Being an ‘adult’ is funny. There is a tendency to ‘wave off’ any constructive criticism. You might figure, since you’re not a kid anymore, no one can “tell you what to do.” But when I was finally fed up with being unemployed (and down to my last few dollars), I was receptive to what my career coach had to say. In fact, when I eventually landed a job and went to thank her for her assistance and guidance, she said I more open to taking advice than others she’s worked with.
Sure, she could say that to anyone, but I don’t think she’s that type of person. Why anyone would resist someone who is willing to help them land a job when that’s exactly what they need (and for free to boot!), is beyond me.
I Am, I’m Me
The ‘moral’ is that you have to be able to take a long, hard look at yourself, notice any necessary changes to be made, and then make them. Don’t take it out on family or friends, or ignore any good advice they may have to offer. Be open to the idea of a career change. Sometimes volunteer and freelance opportunities can show you that your true talents and passion lie in a different field or focus.
And remember to ‘give back’ once you finally get a new job. The first focus, of course, should be toward getting back into the swing of things in the working world, and showing your new employer that they made the right choice in hiring you. But a few months down the line, you may want to reflect on your time of unemployment, and help others through this difficult time (but only if they want help!).
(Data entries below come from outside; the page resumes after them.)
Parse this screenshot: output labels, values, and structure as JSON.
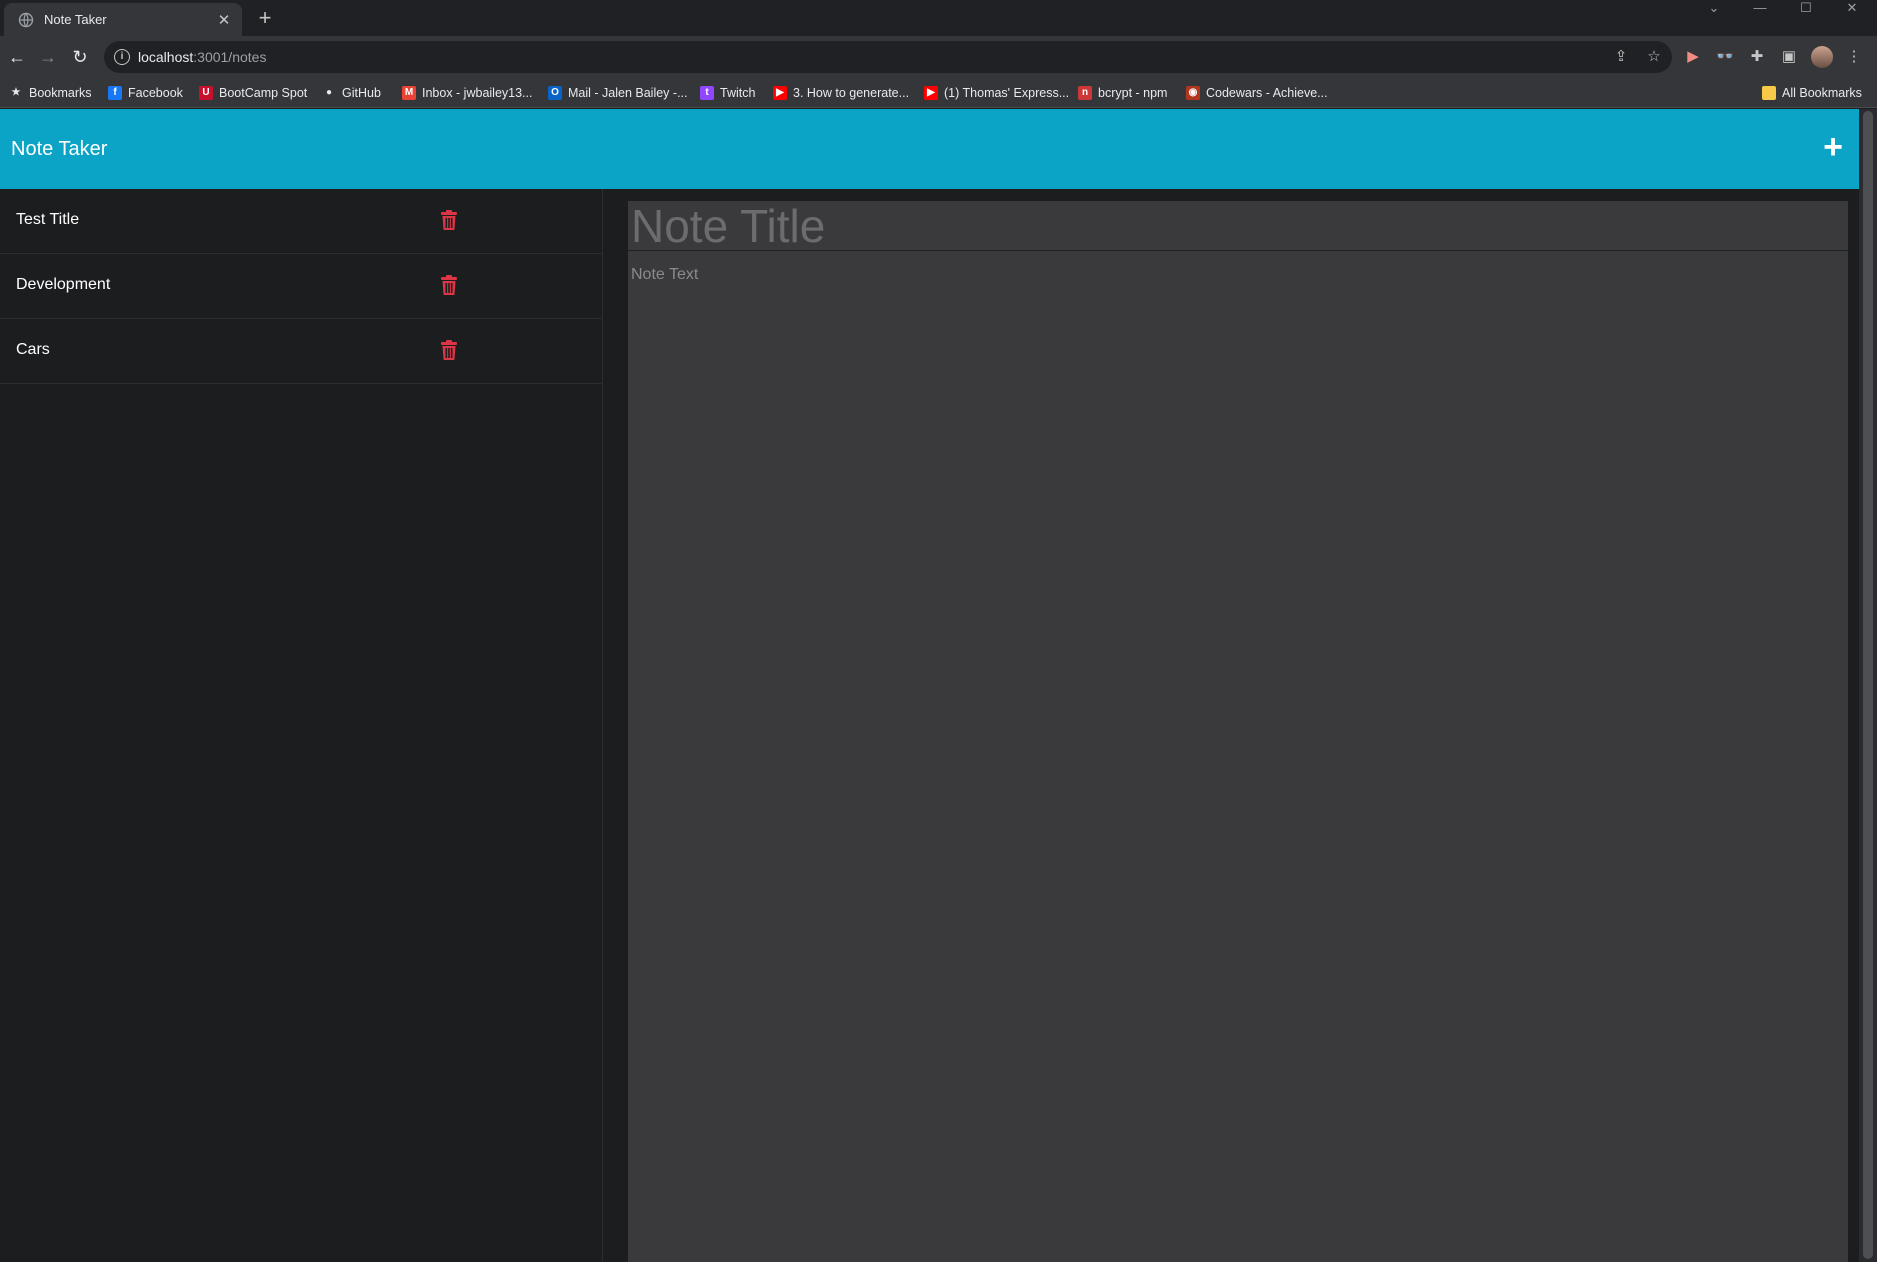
{
  "browser": {
    "tab": {
      "title": "Note Taker",
      "favicon": "globe-icon"
    },
    "window_controls": [
      "minimize",
      "maximize",
      "close"
    ],
    "address_bar": {
      "host": "localhost",
      "path": ":3001/notes"
    }
  },
  "bookmarks": {
    "items": [
      {
        "label": "Bookmarks",
        "icon": "star-icon",
        "color": "#e8eaed"
      },
      {
        "label": "Facebook",
        "icon": "facebook-icon",
        "color": "#1877f2"
      },
      {
        "label": "BootCamp Spot",
        "icon": "bootcamp-icon",
        "color": "#c8102e"
      },
      {
        "label": "GitHub",
        "icon": "github-icon",
        "color": "#e8eaed"
      },
      {
        "label": "Inbox - jwbailey13...",
        "icon": "gmail-icon",
        "color": "#ea4335"
      },
      {
        "label": "Mail - Jalen Bailey -...",
        "icon": "outlook-icon",
        "color": "#0a64c8"
      },
      {
        "label": "Twitch",
        "icon": "twitch-icon",
        "color": "#9146ff"
      },
      {
        "label": "3. How to generate...",
        "icon": "youtube-icon",
        "color": "#ff0000"
      },
      {
        "label": "(1) Thomas' Express...",
        "icon": "youtube-icon",
        "color": "#ff0000"
      },
      {
        "label": "bcrypt - npm",
        "icon": "npm-icon",
        "color": "#cb3837"
      },
      {
        "label": "Codewars - Achieve...",
        "icon": "codewars-icon",
        "color": "#b1361e"
      }
    ],
    "all_bookmarks": "All Bookmarks"
  },
  "app": {
    "brand": "Note Taker",
    "add_label": "+",
    "accent_color": "#0ca4c6",
    "delete_color": "#dc3545",
    "notes": [
      {
        "title": "Test Title"
      },
      {
        "title": "Development"
      },
      {
        "title": "Cars"
      }
    ],
    "editor": {
      "title_placeholder": "Note Title",
      "text_placeholder": "Note Text"
    }
  }
}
Build up your contacts list, don’t overlook the importance of networking, and shift your mindset toward making yourself indispensable at work and advancing yourself: professionally, socially, and otherwise.
To Every Thing…
I have realized in chatting with my friend that now is clearly not the right time to offer this kind of guidance, and that’s okay. Everyone works through this process at their own pace. But when she’s ready to make some changes and jump back into the working world, I’ll be there. Be there for your unemployed friend/family member, too!
by Ericka Ng
Residential Life Magazine